● Records for this exercise:
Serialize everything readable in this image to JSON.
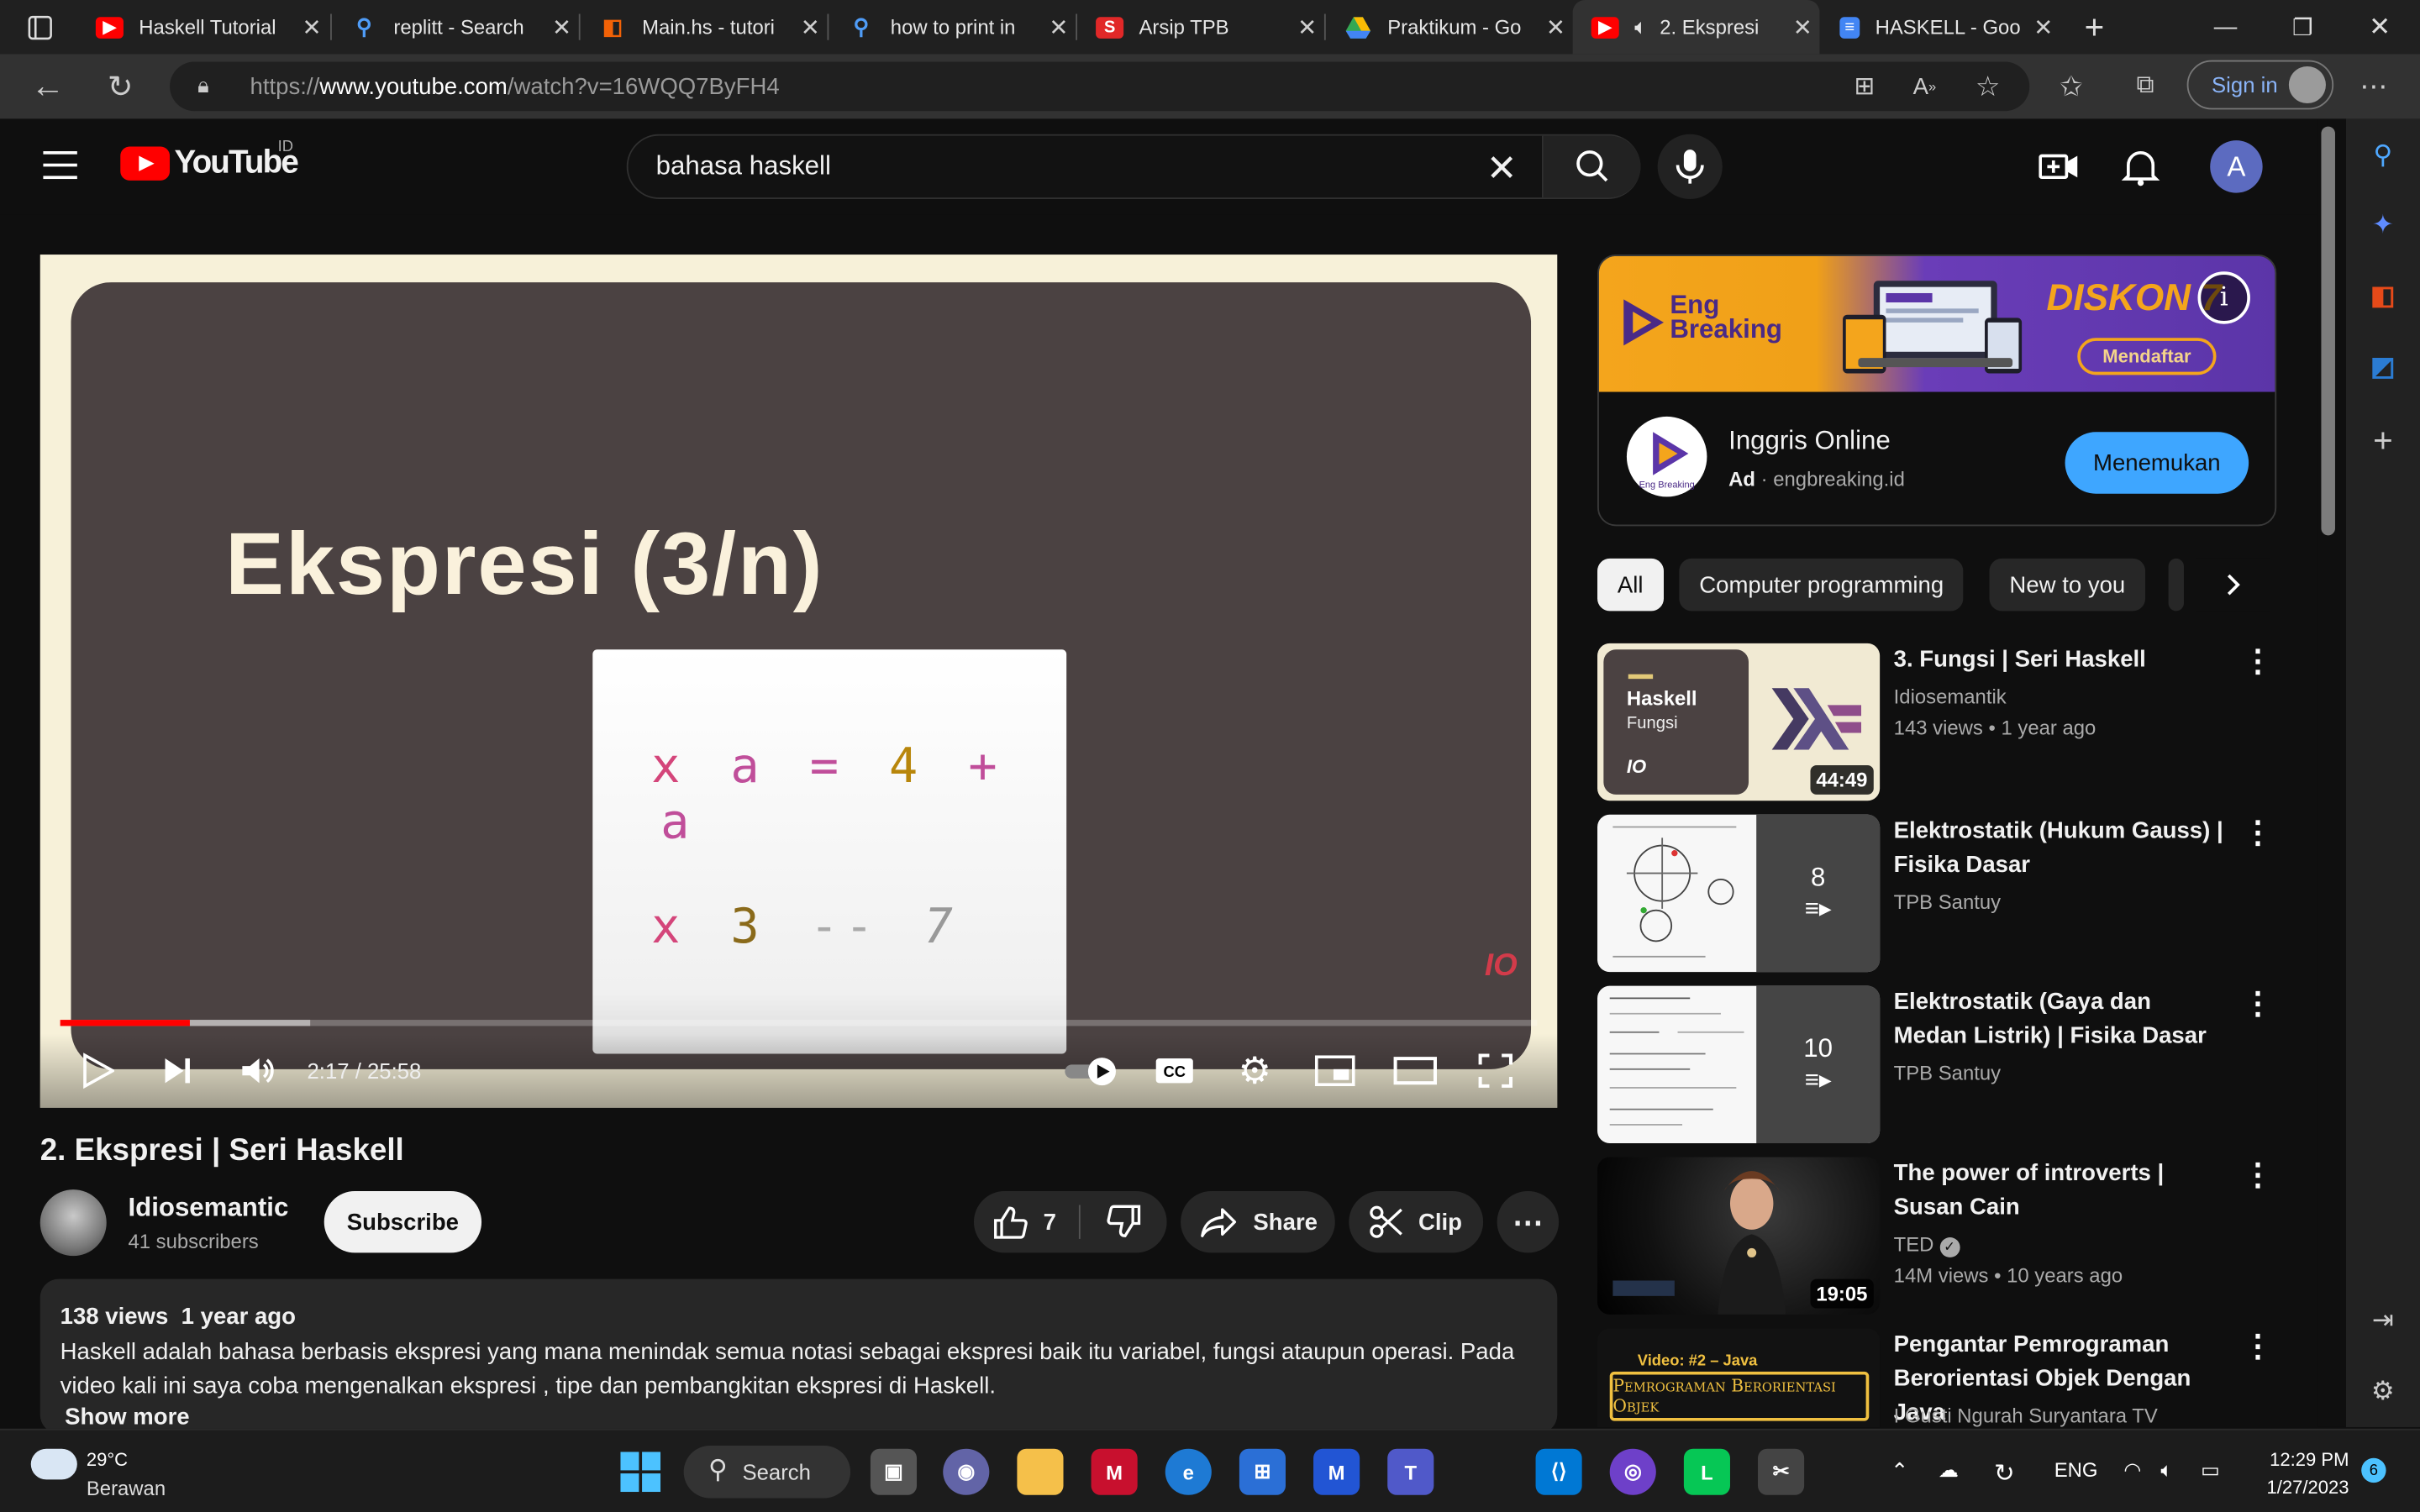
{
  "browser": {
    "tabs": [
      {
        "label": "Haskell Tutorial",
        "icon": "youtube-icon"
      },
      {
        "label": "replitt - Search",
        "icon": "search-icon"
      },
      {
        "label": "Main.hs - tutori",
        "icon": "replit-icon"
      },
      {
        "label": "how to print in",
        "icon": "search-icon"
      },
      {
        "label": "Arsip TPB",
        "icon": "scribd-icon"
      },
      {
        "label": "Praktikum - Go",
        "icon": "google-drive-icon"
      },
      {
        "label": "2. Ekspresi",
        "icon": "youtube-icon"
      },
      {
        "label": "HASKELL - Goo",
        "icon": "google-docs-icon"
      }
    ],
    "url_prefix": "https://",
    "url_host": "www.youtube.com",
    "url_path": "/watch?v=16WQQ7ByFH4",
    "sign_in": "Sign in"
  },
  "youtube": {
    "logo_text": "YouTube",
    "country": "ID",
    "search_value": "bahasa haskell",
    "avatar_letter": "A"
  },
  "player": {
    "slide_title": "Ekspresi  (3/n)",
    "code_line1": [
      "x",
      "a",
      "=",
      "4",
      "+",
      "a"
    ],
    "code_line2": [
      "x",
      "3",
      "--",
      "7"
    ],
    "watermark": "IO",
    "time": "2:17 / 25:58",
    "progress_played": 0.088,
    "progress_buffered": 0.169
  },
  "video": {
    "title": "2. Ekspresi | Seri Haskell",
    "channel": "Idiosemantic",
    "subscribers": "41 subscribers",
    "subscribe": "Subscribe",
    "likes": "7",
    "share": "Share",
    "clip": "Clip",
    "views": "138 views",
    "age": "1 year ago",
    "description": "Haskell adalah bahasa berbasis ekspresi yang mana menindak semua notasi sebagai ekspresi baik itu variabel, fungsi ataupun operasi. Pada video kali ini saya coba mengenalkan ekspresi , tipe  dan pembangkitan ekspresi di Haskell.",
    "show_more": "Show more"
  },
  "ad": {
    "brand_line1": "Eng",
    "brand_line2": "Breaking",
    "promo": "DISKON 7",
    "promo_button": "Mendaftar",
    "title": "Inggris Online",
    "ad_label": "Ad",
    "domain": "engbreaking.id",
    "cta": "Menemukan",
    "logo_caption": "Eng Breaking"
  },
  "chips": [
    "All",
    "Computer programming",
    "New to you"
  ],
  "recommendations": [
    {
      "title": "3. Fungsi | Seri Haskell",
      "channel": "Idiosemantik",
      "meta": "143 views  • 1 year ago",
      "duration": "44:49",
      "thumb_title": "Haskell",
      "thumb_sub": "Fungsi",
      "thumb_io": "IO"
    },
    {
      "title": "Elektrostatik (Hukum Gauss) | Fisika Dasar",
      "channel": "TPB Santuy",
      "playlist_count": "8"
    },
    {
      "title": "Elektrostatik (Gaya dan Medan Listrik) | Fisika Dasar",
      "channel": "TPB Santuy",
      "playlist_count": "10"
    },
    {
      "title": "The power of introverts | Susan Cain",
      "channel": "TED",
      "meta": "14M views  • 10 years ago",
      "duration": "19:05"
    },
    {
      "title": "Pengantar Pemrograman Berorientasi Objek Dengan Java",
      "channel": "I Gusti Ngurah Suryantara TV",
      "thumb_tag": "Video: #2 – Java",
      "thumb_title": "Pemrograman Berorientasi Objek"
    }
  ],
  "taskbar": {
    "temp": "29°C",
    "weather": "Berawan",
    "search": "Search",
    "lang": "ENG",
    "time": "12:29 PM",
    "date": "1/27/2023",
    "notifications": "6"
  },
  "colors": {
    "youtube_red": "#ff0000",
    "accent_blue": "#3ea6ff",
    "background": "#0f0f0f"
  }
}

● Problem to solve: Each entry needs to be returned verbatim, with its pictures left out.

● Completed exercise:
Serialize everything readable in this image to JSON.
{
  "browser": {
    "tabs": [
      {
        "label": "Haskell Tutorial",
        "icon": "youtube-icon"
      },
      {
        "label": "replitt - Search",
        "icon": "search-icon"
      },
      {
        "label": "Main.hs - tutori",
        "icon": "replit-icon"
      },
      {
        "label": "how to print in",
        "icon": "search-icon"
      },
      {
        "label": "Arsip TPB",
        "icon": "scribd-icon"
      },
      {
        "label": "Praktikum - Go",
        "icon": "google-drive-icon"
      },
      {
        "label": "2. Ekspresi",
        "icon": "youtube-icon"
      },
      {
        "label": "HASKELL - Goo",
        "icon": "google-docs-icon"
      }
    ],
    "url_prefix": "https://",
    "url_host": "www.youtube.com",
    "url_path": "/watch?v=16WQQ7ByFH4",
    "sign_in": "Sign in"
  },
  "youtube": {
    "logo_text": "YouTube",
    "country": "ID",
    "search_value": "bahasa haskell",
    "avatar_letter": "A"
  },
  "player": {
    "slide_title": "Ekspresi  (3/n)",
    "code_line1": [
      "x",
      "a",
      "=",
      "4",
      "+",
      "a"
    ],
    "code_line2": [
      "x",
      "3",
      "--",
      "7"
    ],
    "watermark": "IO",
    "time": "2:17 / 25:58",
    "progress_played": 0.088,
    "progress_buffered": 0.169
  },
  "video": {
    "title": "2. Ekspresi | Seri Haskell",
    "channel": "Idiosemantic",
    "subscribers": "41 subscribers",
    "subscribe": "Subscribe",
    "likes": "7",
    "share": "Share",
    "clip": "Clip",
    "views": "138 views",
    "age": "1 year ago",
    "description": "Haskell adalah bahasa berbasis ekspresi yang mana menindak semua notasi sebagai ekspresi baik itu variabel, fungsi ataupun operasi. Pada video kali ini saya coba mengenalkan ekspresi , tipe  dan pembangkitan ekspresi di Haskell.",
    "show_more": "Show more"
  },
  "ad": {
    "brand_line1": "Eng",
    "brand_line2": "Breaking",
    "promo": "DISKON 7",
    "promo_button": "Mendaftar",
    "title": "Inggris Online",
    "ad_label": "Ad",
    "domain": "engbreaking.id",
    "cta": "Menemukan",
    "logo_caption": "Eng Breaking"
  },
  "chips": [
    "All",
    "Computer programming",
    "New to you"
  ],
  "recommendations": [
    {
      "title": "3. Fungsi | Seri Haskell",
      "channel": "Idiosemantik",
      "meta": "143 views  • 1 year ago",
      "duration": "44:49",
      "thumb_title": "Haskell",
      "thumb_sub": "Fungsi",
      "thumb_io": "IO"
    },
    {
      "title": "Elektrostatik (Hukum Gauss) | Fisika Dasar",
      "channel": "TPB Santuy",
      "playlist_count": "8"
    },
    {
      "title": "Elektrostatik (Gaya dan Medan Listrik) | Fisika Dasar",
      "channel": "TPB Santuy",
      "playlist_count": "10"
    },
    {
      "title": "The power of introverts | Susan Cain",
      "channel": "TED",
      "meta": "14M views  • 10 years ago",
      "duration": "19:05"
    },
    {
      "title": "Pengantar Pemrograman Berorientasi Objek Dengan Java",
      "channel": "I Gusti Ngurah Suryantara TV",
      "thumb_tag": "Video: #2 – Java",
      "thumb_title": "Pemrograman Berorientasi Objek"
    }
  ],
  "taskbar": {
    "temp": "29°C",
    "weather": "Berawan",
    "search": "Search",
    "lang": "ENG",
    "time": "12:29 PM",
    "date": "1/27/2023",
    "notifications": "6"
  },
  "colors": {
    "youtube_red": "#ff0000",
    "accent_blue": "#3ea6ff",
    "background": "#0f0f0f"
  }
}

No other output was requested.